Strings of TCHARs are typically referred to as TSTR data types. More commonly, they are defined as LPTSTR types as such:
#define TCHAR * LPTSTR
These strings can be either UNICODE or ASCII, depending on the status of the UNICODE macro. LPTSTR data types are long pointers to generic strings, and may contain either ASCII strings or Unicode strings, depending on the environment being used. LPTSTR data types are also prefixed with the letters "lpsz".
HANDLE data types are some of the most important data objects in Win32 programming, and also some of the hardest for new programmers to understand. Inside the kernel, Windows maintains a table of all the different objects that the kernel is responsible for. Windows, buttons, icons, mouse pointers, menus, and so on, all get an entry in the table, and each entry is assigned a unique identifier known as a HANDLE. If you want to pick a particular entry out of that table, you need to give Windows the HANDLE value, and Windows will return the corresponding table entry.
HANDLEs are defined as being unsigned 32-bit quantities in <windows.h>, but HANDLEs should never be used like integers. They are unique identifiers, and if you edit them, or use them in arithmetic, then they can never be used to get the table entry that they correspond to. In other words, HANDLEs should be stored, but they should never be changed by the programmer.
HANDLEs are generally prefixed with an "h". Below are a few special handles that are worth discussing: A handle is actually a pointer to a pointer to a memory location.Handles are unsigned integers that Windows uses internally to keep track of objects in memory. Windows moves objects like memory blocks in memory to make room, if the object is moved in memory, the handles table is updated.
HWND data types are "Handles to a Window", and are used to keep track of the various objects that appear on the screen. To communicate with a particular window, you need to have a copy of the window's handle. HWND variables are usually prefixed with the letters "hwnd", just so the programmer knows they are important.
Canonically, main windows are defined as:
Child windows are defined as:
HWND hwndChild1, hwndChild2...
and Dialog Box handles are defined as:
Although you are free to name these variables whatever you want in your own program, readability and compatibility suffer when an idiosyncratic naming scheme is chosen - or worse, no scheme at all.
HINSTANCE variables are handles to a program instance.

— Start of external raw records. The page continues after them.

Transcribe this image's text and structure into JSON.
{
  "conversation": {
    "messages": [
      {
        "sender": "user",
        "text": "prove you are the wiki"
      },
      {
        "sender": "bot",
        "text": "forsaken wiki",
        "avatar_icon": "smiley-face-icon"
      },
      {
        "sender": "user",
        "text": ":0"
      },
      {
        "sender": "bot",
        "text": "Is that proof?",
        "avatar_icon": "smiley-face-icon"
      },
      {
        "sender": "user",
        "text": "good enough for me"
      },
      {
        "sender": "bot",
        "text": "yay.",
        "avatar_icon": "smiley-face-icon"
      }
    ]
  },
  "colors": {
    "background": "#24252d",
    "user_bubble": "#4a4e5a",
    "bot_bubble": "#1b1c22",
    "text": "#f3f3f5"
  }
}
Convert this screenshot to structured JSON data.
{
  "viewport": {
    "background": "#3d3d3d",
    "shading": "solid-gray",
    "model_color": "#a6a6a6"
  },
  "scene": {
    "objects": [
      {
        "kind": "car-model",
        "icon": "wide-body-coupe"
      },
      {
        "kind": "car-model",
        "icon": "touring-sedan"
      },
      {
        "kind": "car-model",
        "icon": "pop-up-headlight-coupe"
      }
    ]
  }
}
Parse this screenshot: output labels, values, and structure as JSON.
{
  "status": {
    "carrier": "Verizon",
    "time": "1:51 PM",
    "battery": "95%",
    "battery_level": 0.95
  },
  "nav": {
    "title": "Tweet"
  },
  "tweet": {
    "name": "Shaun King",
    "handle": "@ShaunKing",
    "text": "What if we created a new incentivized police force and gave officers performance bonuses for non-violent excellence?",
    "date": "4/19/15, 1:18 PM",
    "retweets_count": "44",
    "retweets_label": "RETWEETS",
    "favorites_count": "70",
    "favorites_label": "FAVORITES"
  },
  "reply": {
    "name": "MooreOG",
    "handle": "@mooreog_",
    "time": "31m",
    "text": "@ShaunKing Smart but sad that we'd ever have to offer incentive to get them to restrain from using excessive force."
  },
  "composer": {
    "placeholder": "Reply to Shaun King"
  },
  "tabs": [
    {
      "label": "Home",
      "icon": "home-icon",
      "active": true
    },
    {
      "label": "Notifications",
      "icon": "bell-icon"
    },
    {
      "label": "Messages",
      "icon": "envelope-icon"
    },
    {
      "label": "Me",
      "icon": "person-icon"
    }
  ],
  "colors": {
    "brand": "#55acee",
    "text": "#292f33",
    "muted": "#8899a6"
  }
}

Each program gets a single instance variable, and this is important so that the kernel can communicate with the program. If you want to create a new window, for instance, you need to pass your program's HINSTANCE variable to the kernel, so that the kernel knows where the new window belongs to. If you want to communicate with another program, it is frequently very useful to have a copy of that program's instance handle. HINSTANCE variables are usually prefixed with an "h", and furthermore, since there is frequently only one HINSTANCE variable in a program, it is canonical to declare that variable as such:
It is usually a benefit to make this HINSTANCE variable a global value, so that all your functions can access it when needed.
If your program has a drop-down menu available (as most visual Windows programs do), that menu will have an HMENU handle associated with it. To display the menu, or to alter its contents, you need to have access to this HMENU handle. HMENU handles are frequently prefixed with simply an "h".
In the earlier days of Microsoft Windows, parameters were passed to a window in one of two formats: WORD-length (16-bit) parameters, and LONG-length (32-bit) parameters. These parameter types were defined as being WPARAM (16-bit) and LPARAM (32-bit). However, in modern 32-bit systems, WPARAM and LPARAM are both 32 bits long. The names however have not changed, for legacy reasons.
WPARAM and LPARAM variables are generic function parameters, and are frequently type-cast to other data types including pointers and DWORDs.